WHAT IS NEEDED →
Within the data that follows, how many lines contain the word "JSON"? Reply with only the number.
RECORDED DATA Start Marker
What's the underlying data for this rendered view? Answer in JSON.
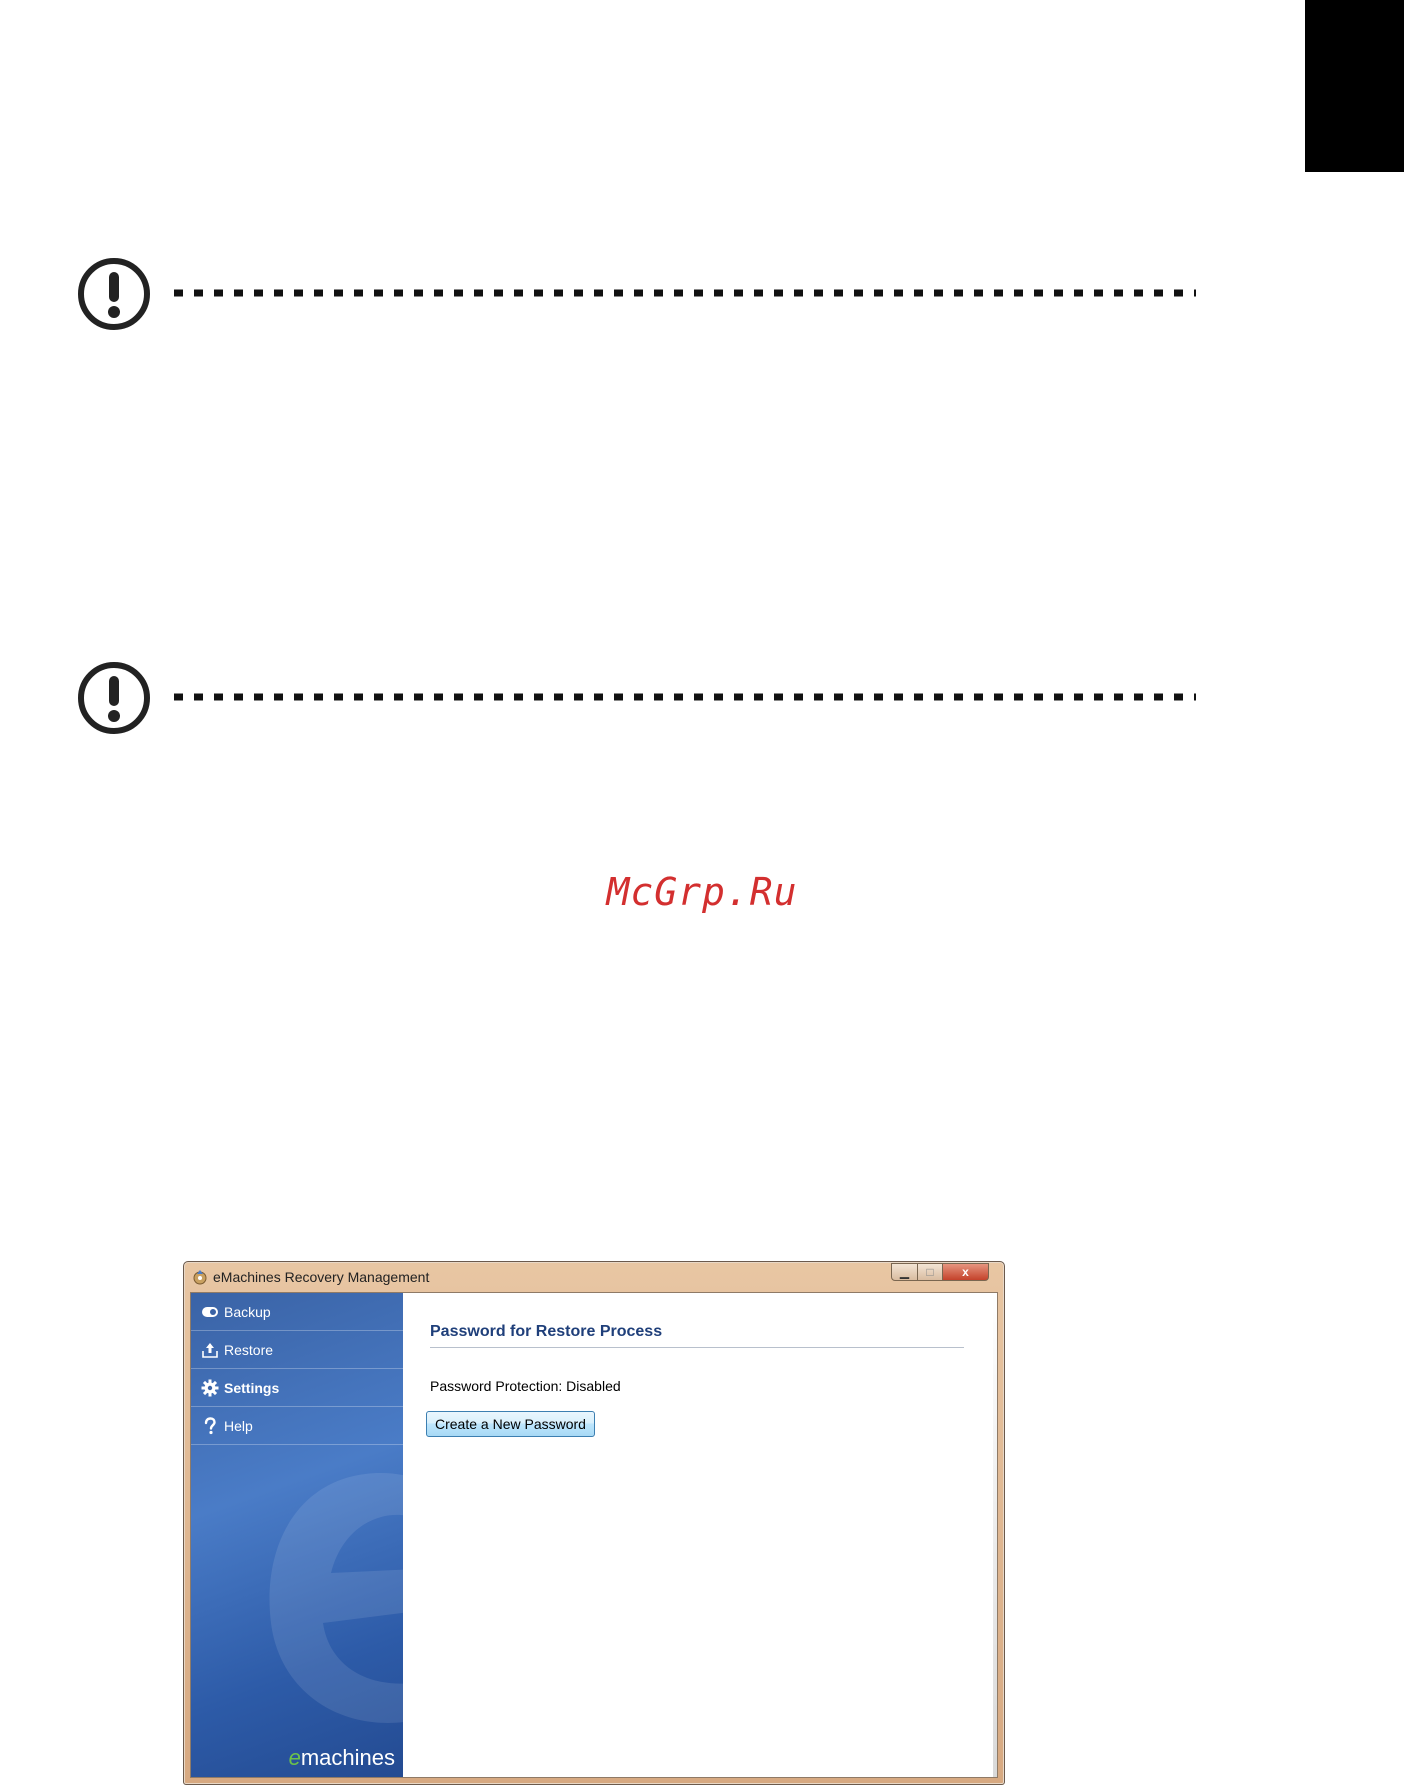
{
  "watermark": "McGrp.Ru",
  "window": {
    "title": "eMachines Recovery Management",
    "controls": {
      "minimize": "▁",
      "maximize": "□",
      "close": "x"
    }
  },
  "sidebar": {
    "items": [
      {
        "label": "Backup",
        "icon": "backup-icon",
        "active": false
      },
      {
        "label": "Restore",
        "icon": "restore-icon",
        "active": false
      },
      {
        "label": "Settings",
        "icon": "gear-icon",
        "active": true
      },
      {
        "label": "Help",
        "icon": "question-icon",
        "active": false
      }
    ],
    "brand_prefix": "e",
    "brand_suffix": "machines"
  },
  "content": {
    "title": "Password for Restore Process",
    "status": "Password Protection: Disabled",
    "create_button_label": "Create a New Password"
  },
  "colors": {
    "sidebar_blue": "#3a63a6",
    "title_blue": "#1f3f7a",
    "brand_green": "#6cc24a",
    "titlebar_tan": "#e8c6a3",
    "watermark_red": "#d32f2f"
  }
}
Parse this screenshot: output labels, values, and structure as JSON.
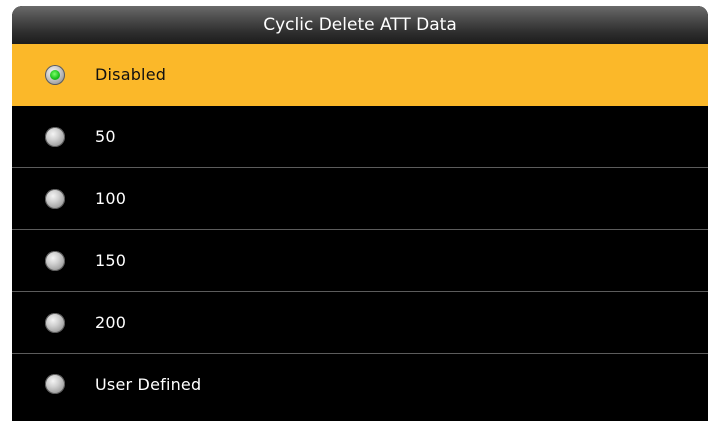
{
  "title": "Cyclic Delete ATT Data",
  "options": [
    {
      "label": "Disabled",
      "selected": true
    },
    {
      "label": "50",
      "selected": false
    },
    {
      "label": "100",
      "selected": false
    },
    {
      "label": "150",
      "selected": false
    },
    {
      "label": "200",
      "selected": false
    },
    {
      "label": "User Defined",
      "selected": false
    }
  ],
  "colors": {
    "selected_background": "#fbb829",
    "list_background": "#000000",
    "radio_selected_dot": "#1ec41e"
  }
}
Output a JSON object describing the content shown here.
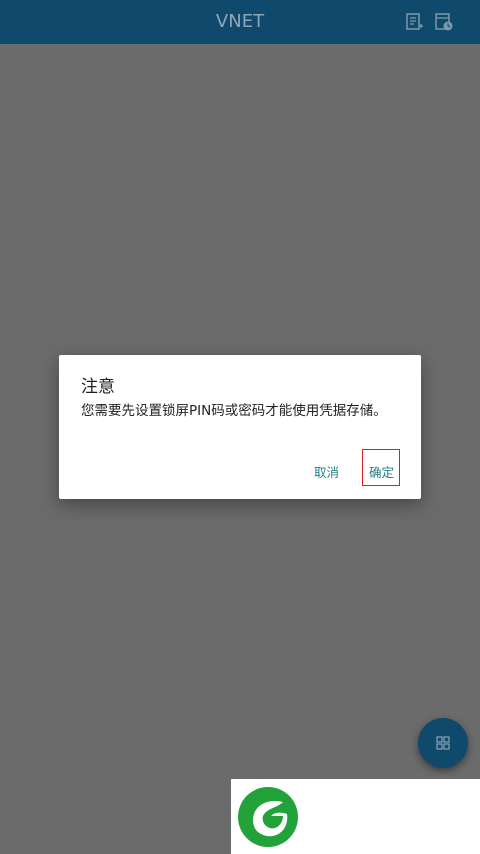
{
  "app_bar": {
    "title": "VNET",
    "actions": [
      {
        "icon": "note-add-icon"
      },
      {
        "icon": "calendar-clock-icon"
      }
    ],
    "color": "#0f4a6d"
  },
  "dialog": {
    "title": "注意",
    "message": "您需要先设置锁屏PIN码或密码才能使用凭据存储。",
    "buttons": {
      "cancel": "取消",
      "confirm": "确定"
    },
    "accent_color": "#2a7f86"
  },
  "fab": {
    "icon": "grid-icon"
  },
  "overlay_color": "#6b6b6b",
  "highlight_color": "#e02020",
  "watermark": {
    "icon": "green-leaf-logo-icon"
  }
}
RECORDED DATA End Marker
EXERCISE RESPONSE →
3